MATERIAL SHOWN
━━━

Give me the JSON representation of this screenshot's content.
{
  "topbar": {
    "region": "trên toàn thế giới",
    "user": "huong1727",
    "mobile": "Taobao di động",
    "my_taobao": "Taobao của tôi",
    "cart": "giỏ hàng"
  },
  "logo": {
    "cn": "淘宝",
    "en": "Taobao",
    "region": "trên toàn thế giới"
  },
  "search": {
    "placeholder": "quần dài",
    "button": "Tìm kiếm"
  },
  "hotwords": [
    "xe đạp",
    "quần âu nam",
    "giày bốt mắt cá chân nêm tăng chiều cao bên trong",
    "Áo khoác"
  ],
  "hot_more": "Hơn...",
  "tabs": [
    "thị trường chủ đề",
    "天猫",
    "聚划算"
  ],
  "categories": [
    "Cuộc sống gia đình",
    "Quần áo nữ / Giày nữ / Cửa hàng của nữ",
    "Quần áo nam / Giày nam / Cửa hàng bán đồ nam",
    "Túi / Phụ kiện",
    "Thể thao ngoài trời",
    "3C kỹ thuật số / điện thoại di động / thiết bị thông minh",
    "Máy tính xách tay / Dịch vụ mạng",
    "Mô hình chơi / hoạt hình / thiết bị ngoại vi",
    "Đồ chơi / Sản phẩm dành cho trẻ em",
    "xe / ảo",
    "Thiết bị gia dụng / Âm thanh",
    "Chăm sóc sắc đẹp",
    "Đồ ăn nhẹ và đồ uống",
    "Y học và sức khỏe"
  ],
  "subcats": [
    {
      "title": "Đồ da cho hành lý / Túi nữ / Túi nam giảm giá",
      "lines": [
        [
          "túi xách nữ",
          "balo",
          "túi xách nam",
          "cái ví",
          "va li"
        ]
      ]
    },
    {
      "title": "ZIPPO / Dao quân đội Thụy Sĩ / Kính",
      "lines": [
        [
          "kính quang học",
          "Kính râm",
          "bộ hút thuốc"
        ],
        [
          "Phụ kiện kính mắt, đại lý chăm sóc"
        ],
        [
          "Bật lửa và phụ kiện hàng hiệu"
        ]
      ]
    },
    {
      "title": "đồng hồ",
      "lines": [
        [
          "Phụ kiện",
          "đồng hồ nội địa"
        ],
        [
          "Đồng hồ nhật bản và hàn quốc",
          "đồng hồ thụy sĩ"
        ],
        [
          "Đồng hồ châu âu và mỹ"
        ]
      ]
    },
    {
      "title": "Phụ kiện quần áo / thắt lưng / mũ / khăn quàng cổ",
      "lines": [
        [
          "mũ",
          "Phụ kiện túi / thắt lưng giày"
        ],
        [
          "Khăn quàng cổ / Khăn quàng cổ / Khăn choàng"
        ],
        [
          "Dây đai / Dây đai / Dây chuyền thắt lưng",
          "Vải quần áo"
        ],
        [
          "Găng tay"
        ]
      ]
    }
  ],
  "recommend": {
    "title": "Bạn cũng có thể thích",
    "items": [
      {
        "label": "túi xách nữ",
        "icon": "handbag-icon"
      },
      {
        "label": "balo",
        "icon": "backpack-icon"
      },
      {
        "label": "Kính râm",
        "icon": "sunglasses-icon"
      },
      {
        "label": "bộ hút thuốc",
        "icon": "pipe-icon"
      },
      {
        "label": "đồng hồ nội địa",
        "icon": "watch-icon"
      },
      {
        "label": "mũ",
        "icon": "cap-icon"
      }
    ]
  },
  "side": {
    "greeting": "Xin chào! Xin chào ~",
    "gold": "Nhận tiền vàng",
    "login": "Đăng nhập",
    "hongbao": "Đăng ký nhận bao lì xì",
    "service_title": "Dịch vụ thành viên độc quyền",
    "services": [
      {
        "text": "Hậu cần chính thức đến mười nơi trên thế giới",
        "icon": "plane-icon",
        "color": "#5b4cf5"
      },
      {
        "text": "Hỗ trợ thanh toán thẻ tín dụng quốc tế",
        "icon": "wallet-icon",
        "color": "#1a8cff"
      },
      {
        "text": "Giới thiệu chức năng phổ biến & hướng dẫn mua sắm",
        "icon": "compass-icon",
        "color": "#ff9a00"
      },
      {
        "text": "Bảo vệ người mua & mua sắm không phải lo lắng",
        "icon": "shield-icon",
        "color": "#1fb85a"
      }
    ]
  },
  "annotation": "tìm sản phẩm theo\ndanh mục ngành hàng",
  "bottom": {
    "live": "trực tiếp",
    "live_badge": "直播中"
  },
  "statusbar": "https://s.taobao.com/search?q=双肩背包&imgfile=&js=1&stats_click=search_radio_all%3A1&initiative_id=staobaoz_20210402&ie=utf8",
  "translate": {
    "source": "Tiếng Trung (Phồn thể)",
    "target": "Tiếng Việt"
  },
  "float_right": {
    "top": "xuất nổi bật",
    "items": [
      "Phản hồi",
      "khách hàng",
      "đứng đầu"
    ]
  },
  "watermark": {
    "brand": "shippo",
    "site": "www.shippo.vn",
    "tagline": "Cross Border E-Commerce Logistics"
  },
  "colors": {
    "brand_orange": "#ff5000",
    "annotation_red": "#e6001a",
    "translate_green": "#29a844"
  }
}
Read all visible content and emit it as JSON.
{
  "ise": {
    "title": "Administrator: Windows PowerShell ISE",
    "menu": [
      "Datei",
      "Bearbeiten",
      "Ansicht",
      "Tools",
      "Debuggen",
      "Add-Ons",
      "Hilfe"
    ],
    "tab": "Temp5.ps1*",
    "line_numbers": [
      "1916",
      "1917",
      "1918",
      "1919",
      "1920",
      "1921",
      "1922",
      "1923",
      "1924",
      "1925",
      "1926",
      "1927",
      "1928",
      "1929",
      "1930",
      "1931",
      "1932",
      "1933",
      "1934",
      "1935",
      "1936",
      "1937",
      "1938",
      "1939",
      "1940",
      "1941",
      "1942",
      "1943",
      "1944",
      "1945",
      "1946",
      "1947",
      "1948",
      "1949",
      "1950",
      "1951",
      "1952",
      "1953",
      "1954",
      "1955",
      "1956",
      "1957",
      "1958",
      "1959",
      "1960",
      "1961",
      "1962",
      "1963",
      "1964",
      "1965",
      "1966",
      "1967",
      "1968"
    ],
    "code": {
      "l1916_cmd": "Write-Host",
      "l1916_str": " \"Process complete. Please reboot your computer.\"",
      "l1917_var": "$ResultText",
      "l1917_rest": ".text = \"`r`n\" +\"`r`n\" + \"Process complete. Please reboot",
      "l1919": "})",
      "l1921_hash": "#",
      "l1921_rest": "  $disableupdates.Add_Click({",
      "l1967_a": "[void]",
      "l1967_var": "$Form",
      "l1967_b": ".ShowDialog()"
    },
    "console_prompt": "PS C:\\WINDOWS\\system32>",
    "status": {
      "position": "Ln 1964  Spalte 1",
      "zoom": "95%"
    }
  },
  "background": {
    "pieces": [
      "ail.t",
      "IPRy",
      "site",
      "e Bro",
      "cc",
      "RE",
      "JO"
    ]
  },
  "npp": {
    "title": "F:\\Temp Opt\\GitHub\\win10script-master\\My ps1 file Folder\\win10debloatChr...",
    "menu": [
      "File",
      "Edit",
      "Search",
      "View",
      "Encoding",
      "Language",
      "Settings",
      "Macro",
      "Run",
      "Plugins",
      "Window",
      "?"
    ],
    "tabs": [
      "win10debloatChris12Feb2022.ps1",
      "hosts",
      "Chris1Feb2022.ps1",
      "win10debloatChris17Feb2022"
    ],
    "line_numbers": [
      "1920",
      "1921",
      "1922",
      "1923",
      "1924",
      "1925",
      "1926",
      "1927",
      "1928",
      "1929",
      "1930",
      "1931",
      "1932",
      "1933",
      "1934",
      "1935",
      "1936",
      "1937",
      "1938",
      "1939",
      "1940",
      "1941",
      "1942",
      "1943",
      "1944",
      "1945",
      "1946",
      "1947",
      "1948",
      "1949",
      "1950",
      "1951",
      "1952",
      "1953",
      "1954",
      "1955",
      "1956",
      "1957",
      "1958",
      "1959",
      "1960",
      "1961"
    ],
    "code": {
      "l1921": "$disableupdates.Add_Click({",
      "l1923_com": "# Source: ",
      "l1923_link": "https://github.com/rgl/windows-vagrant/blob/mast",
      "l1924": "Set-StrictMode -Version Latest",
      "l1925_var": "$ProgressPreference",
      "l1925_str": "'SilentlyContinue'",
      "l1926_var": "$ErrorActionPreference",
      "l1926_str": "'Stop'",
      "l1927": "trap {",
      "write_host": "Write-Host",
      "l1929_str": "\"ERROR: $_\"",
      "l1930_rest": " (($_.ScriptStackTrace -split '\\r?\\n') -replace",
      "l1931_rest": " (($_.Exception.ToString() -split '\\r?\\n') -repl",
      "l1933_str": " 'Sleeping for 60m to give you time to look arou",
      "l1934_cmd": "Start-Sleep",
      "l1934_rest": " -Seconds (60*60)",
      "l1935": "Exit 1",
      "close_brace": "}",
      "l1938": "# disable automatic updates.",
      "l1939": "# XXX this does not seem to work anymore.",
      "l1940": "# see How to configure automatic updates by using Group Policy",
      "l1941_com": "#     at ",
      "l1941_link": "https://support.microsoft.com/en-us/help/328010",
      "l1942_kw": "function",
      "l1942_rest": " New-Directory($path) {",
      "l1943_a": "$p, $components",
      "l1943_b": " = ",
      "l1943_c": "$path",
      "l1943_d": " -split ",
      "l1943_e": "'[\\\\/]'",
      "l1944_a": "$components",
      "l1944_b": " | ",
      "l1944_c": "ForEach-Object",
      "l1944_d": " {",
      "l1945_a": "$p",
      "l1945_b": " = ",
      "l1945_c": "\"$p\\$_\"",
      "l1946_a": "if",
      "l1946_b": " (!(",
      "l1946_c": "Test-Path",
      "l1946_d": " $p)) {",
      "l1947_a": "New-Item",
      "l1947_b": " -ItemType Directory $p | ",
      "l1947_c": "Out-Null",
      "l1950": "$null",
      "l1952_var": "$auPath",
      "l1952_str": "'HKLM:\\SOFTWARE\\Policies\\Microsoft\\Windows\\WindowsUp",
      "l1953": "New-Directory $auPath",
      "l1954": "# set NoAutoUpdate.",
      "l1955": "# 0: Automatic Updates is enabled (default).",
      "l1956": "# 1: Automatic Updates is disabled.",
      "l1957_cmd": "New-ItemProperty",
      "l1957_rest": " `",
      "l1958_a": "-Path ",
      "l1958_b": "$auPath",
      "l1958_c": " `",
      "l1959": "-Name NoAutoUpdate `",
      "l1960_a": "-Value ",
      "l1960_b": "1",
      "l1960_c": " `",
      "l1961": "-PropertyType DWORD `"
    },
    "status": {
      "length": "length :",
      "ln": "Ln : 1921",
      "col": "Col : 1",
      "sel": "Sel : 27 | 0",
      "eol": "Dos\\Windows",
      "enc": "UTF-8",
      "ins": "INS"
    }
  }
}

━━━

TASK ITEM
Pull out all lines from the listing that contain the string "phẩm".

TASK ANSWER
    "Đồ chơi / Sản phẩm dành cho trẻ em",
  "annotation": "tìm sản phẩm theo\ndanh mục ngành hàng",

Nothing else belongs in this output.